James Hannam explores the nature of the often reported but seldom documented age-old conflict between science and religion:
A couple of years ago, I had the privilege of giving a talk at the Royal Society in London on medieval natural philosophy. During the course of my talk, I mentioned that the great conflict between science and religion is a myth. I also covered a few of the more egregious legends that feed the myth, such as the claim that medieval people thought that the Earth is flat. Afterwards, not expecting to hear anything more on the conflict myth, I took questions. But one of the first was about Roger Bacon and William of Ockham. Weren’t they examples of scientists persecuted by the Church?

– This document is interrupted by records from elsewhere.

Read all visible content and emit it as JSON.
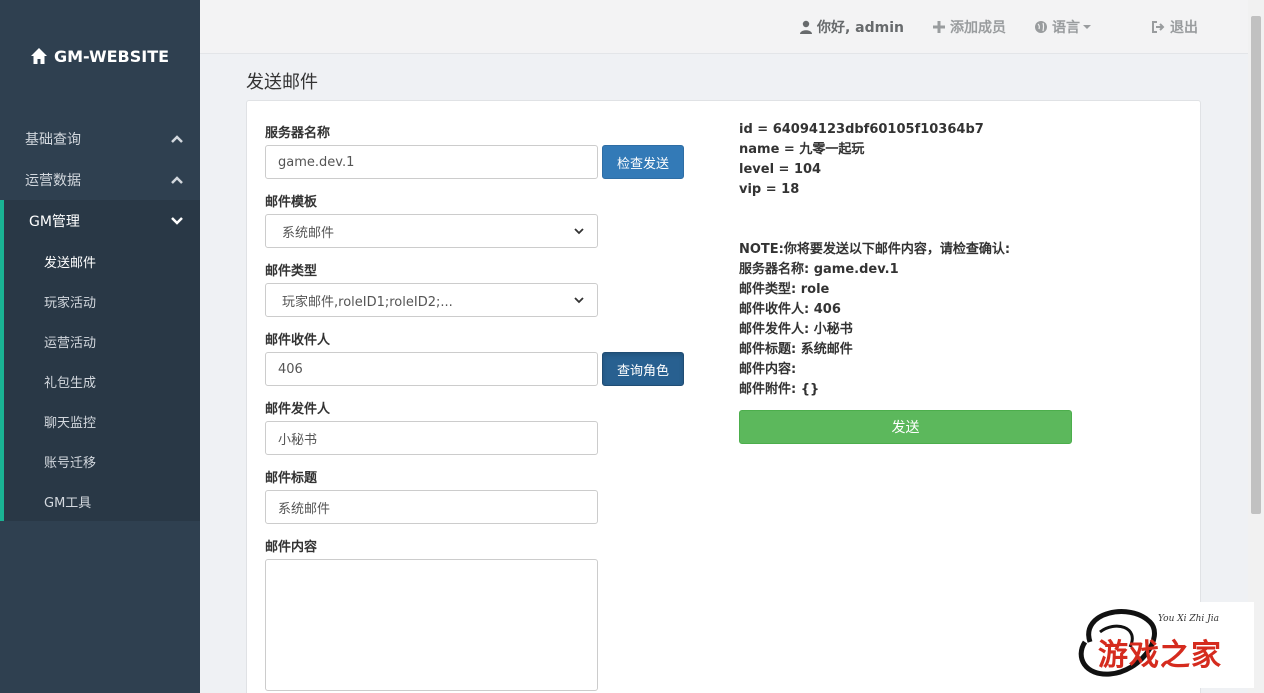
{
  "brand": {
    "title": "GM-WEBSITE"
  },
  "sidebar": {
    "items": [
      {
        "label": "基础查询"
      },
      {
        "label": "运营数据"
      },
      {
        "label": "GM管理"
      }
    ],
    "sub_items": [
      "发送邮件",
      "玩家活动",
      "运营活动",
      "礼包生成",
      "聊天监控",
      "账号迁移",
      "GM工具"
    ]
  },
  "topbar": {
    "greeting": "你好, admin",
    "add_member": "添加成员",
    "language": "语言",
    "logout": "退出"
  },
  "page": {
    "title": "发送邮件"
  },
  "form": {
    "server_label": "服务器名称",
    "server_value": "game.dev.1",
    "check_button": "检查发送",
    "template_label": "邮件模板",
    "template_value": "系统邮件",
    "type_label": "邮件类型",
    "type_value": "玩家邮件,roleID1;roleID2;...",
    "recipient_label": "邮件收件人",
    "recipient_value": "406",
    "query_button": "查询角色",
    "sender_label": "邮件发件人",
    "sender_value": "小秘书",
    "subject_label": "邮件标题",
    "subject_value": "系统邮件",
    "content_label": "邮件内容"
  },
  "role_info": {
    "id": "id = 64094123dbf60105f10364b7",
    "name": "name = 九零一起玩",
    "level": "level = 104",
    "vip": "vip = 18"
  },
  "confirm": {
    "note": "NOTE:你将要发送以下邮件内容，请检查确认:",
    "server": "服务器名称: game.dev.1",
    "type": "邮件类型: role",
    "recipient": "邮件收件人: 406",
    "sender": "邮件发件人: 小秘书",
    "subject": "邮件标题: 系统邮件",
    "content": "邮件内容:",
    "attachment": "邮件附件: {}",
    "send_button": "发送"
  },
  "watermark": {
    "text": "游戏之家",
    "sub": "You Xi Zhi Jia"
  }
}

That’s the strange thing about the conflict myth: much of the evidence for it is bogus. Most people are not only ignorant of the real history of science and religion, but what they think they know is actually untrue. My interrogator at the Royal Society was misinformed about Bacon and Ockham, but had accepted what he’d heard about them because it was consistent with his overall image of the medieval Church. It’s safe to say that, when properly investigated, almost none of the allegations behind the conflict myth stack up. That’s why we hear so much about the trial of Galileo. It’s the one unambiguous example of where the Church got it wrong (even if it was not the unambiguous attack on science by religion often supposed).
So I thought readers of Strange Notions might enjoy some of the weird and wonderful ways that non-believers have told me, with a straight face, that the Church held back science. I’ll also briefly debunk each of the myths just in case you hear them yourselves.